Collect all lines from the records below that include the word "heading".
★ ★ ★ ★ ★ ★ ★
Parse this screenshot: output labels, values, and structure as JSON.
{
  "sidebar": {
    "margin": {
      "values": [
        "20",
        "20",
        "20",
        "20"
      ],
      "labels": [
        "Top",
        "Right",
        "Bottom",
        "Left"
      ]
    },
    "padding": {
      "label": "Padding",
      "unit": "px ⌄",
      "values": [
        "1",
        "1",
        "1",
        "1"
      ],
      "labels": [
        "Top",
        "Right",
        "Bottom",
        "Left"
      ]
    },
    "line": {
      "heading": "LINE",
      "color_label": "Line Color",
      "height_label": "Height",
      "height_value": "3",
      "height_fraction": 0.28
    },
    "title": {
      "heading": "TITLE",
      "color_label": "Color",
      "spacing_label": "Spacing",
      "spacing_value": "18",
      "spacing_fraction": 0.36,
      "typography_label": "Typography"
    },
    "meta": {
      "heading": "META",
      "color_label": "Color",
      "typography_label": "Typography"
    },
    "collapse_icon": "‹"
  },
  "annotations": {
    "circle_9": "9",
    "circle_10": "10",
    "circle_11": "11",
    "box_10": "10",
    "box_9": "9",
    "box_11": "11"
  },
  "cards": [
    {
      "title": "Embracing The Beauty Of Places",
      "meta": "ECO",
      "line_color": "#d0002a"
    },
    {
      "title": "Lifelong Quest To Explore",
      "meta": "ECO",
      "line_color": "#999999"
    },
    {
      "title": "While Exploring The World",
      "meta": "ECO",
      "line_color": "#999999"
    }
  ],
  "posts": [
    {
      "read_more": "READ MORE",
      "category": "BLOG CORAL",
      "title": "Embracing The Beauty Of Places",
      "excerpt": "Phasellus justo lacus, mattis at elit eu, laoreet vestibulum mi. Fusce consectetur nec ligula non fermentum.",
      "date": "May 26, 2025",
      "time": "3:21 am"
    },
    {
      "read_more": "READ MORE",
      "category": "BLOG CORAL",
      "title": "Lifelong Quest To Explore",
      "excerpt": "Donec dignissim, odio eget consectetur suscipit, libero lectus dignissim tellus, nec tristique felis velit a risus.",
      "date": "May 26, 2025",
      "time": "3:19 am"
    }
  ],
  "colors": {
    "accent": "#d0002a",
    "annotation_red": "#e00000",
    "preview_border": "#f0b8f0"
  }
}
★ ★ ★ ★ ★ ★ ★
▸ **RESPONSE TO THIS TASK**:
      "heading": "LINE",
      "heading": "TITLE",
      "heading": "META",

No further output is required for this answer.